*Ring ring*: how enhanced security leads to a lack of privacy

2 min read

Georgia Iacovou

11 Sep 2019

Amazon’s Ring are creating a lucrative pot of consumer data for themselves — all in the name of security.

It’s interesting how one way of making yourself or your house more secure would be to get a security guard. That guard would have access to your private property and have an intimate insight on your life — in order for that relationship to work, you actually have to trust them.

This is no different to what Ring are doing as they slowly spread their influence over neighbourhoods in the USA. For context, a Ring doorbell has a camera with facial recognition, microphone, and motion censors — and it’s all remotely controlled by an app. The one difference is: do you trust Ring?

They’ve been under the spotlight recently because it’s been revealed that they are sharing data with more than 400 police departments. What Ring are doing with the police:

  1. Training police on how to convince Ring customers to hand footage over, without a warrant
  2. In return, police are following pre-approved scripts from Ring, designed to sell more doorbells
  3. Fostering a culture of paranoia across many communities, and creating a privatised surveillance network.

This is a privacy nightmare

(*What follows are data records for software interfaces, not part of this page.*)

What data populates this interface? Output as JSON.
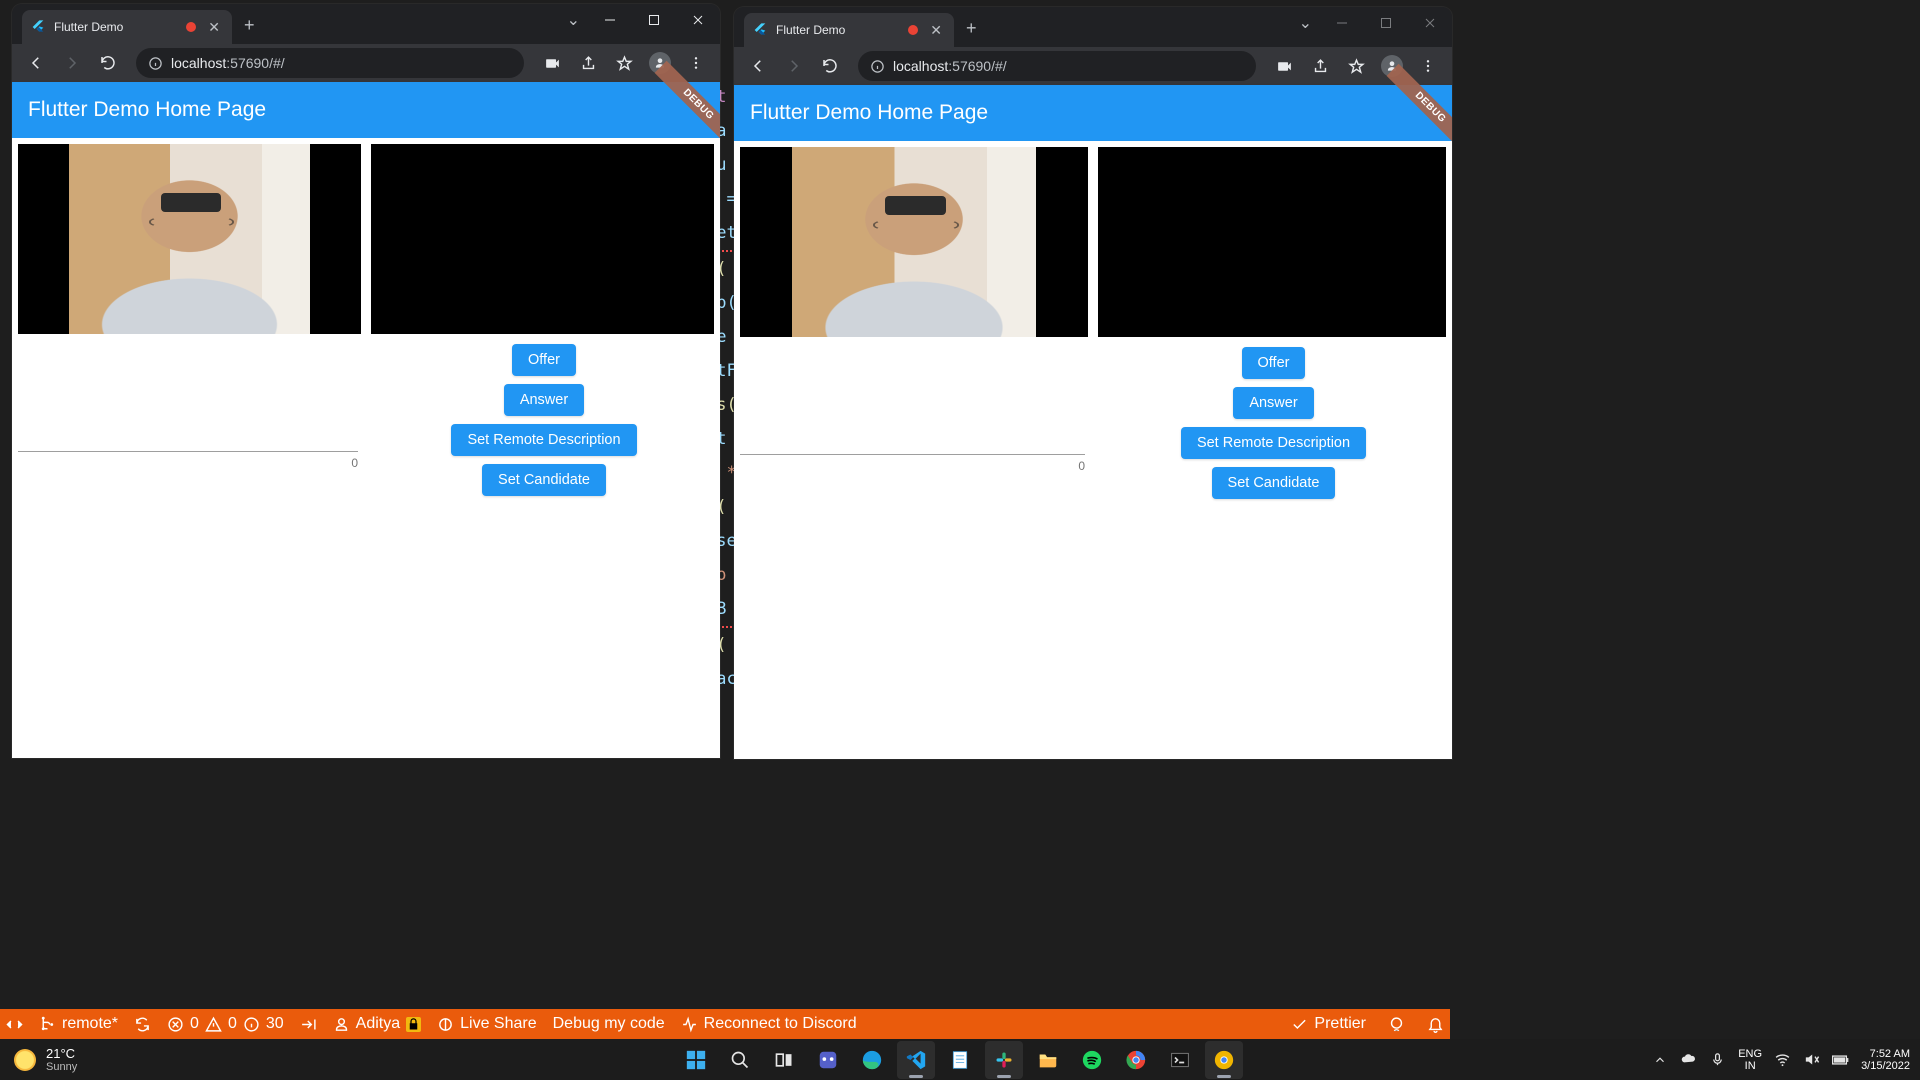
{
  "windows": [
    {
      "tab_title": "Flutter Demo",
      "has_recording": true,
      "url_host": "localhost",
      "url_port": ":57690",
      "url_path": "/#/",
      "app_title": "Flutter Demo Home Page",
      "debug_label": "DEBUG",
      "input_value": "",
      "counter": "0",
      "buttons": {
        "offer": "Offer",
        "answer": "Answer",
        "set_remote": "Set Remote Description",
        "set_candidate": "Set Candidate"
      }
    },
    {
      "tab_title": "Flutter Demo",
      "has_recording": true,
      "url_host": "localhost",
      "url_port": ":57690",
      "url_path": "/#/",
      "app_title": "Flutter Demo Home Page",
      "debug_label": "DEBUG",
      "input_value": "",
      "counter": "0",
      "buttons": {
        "offer": "Offer",
        "answer": "Answer",
        "set_remote": "Set Remote Description",
        "set_candidate": "Set Candidate"
      }
    }
  ],
  "code_snips": [
    "rt",
    "Pa",
    "Cu",
    "",
    ") =",
    "set",
    "d(",
    "dp(",
    "Te",
    "",
    "xtF",
    "",
    "ns(",
    "nt ",
    "\" * \"",
    "",
    "n(",
    "_se",
    "\"o",
    "dB",
    "n(",
    "_ac",
    "}"
  ],
  "statusbar": {
    "branch": "remote*",
    "errors": "0",
    "warnings": "0",
    "info": "30",
    "user": "Aditya",
    "live_share": "Live Share",
    "debug": "Debug my code",
    "reconnect": "Reconnect to Discord",
    "prettier": "Prettier"
  },
  "taskbar": {
    "temp": "21°C",
    "cond": "Sunny",
    "lang_top": "ENG",
    "lang_bot": "IN",
    "time": "7:52 AM",
    "date": "3/15/2022"
  }
}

The idealogical idea behind all of this is simple: the police are there to protect people, so giving them access to camera footage of your front door helps keep you secure. But in practice, is it not that Amazon are simply using the police as conduits to sell more doorbells and to expand their already comprehensive portfolio of data?

Good idea, poor execution: helping people be and feel more secure is a good idea — but the way Ring are doing this for their own gain, and has very little to do with helping communities. Providing more parties, more access to consumer data is an invasion of privacy — not an enhancement of security.

Providing more parties, more access to consumer data is an invasion of privacy — not an enhancement of security.

Don’t forget, Ring doorbells also have facial recognition powered by Rekognition, which is known among AI experts to be sub-par at best. Bad facial recognition software + law enforcement = not a good time for anyone.

The repercussions:

Ultimately what Amazon are doing here is selling the idea of security to hundreds of jurisdictions in the USA, and using these neighbourhoods as both data and cash cows. What we might be forgetting is that when it comes to milking a cow, data and cash are one in the same.

the author

Georgia Iacovou

Content Writer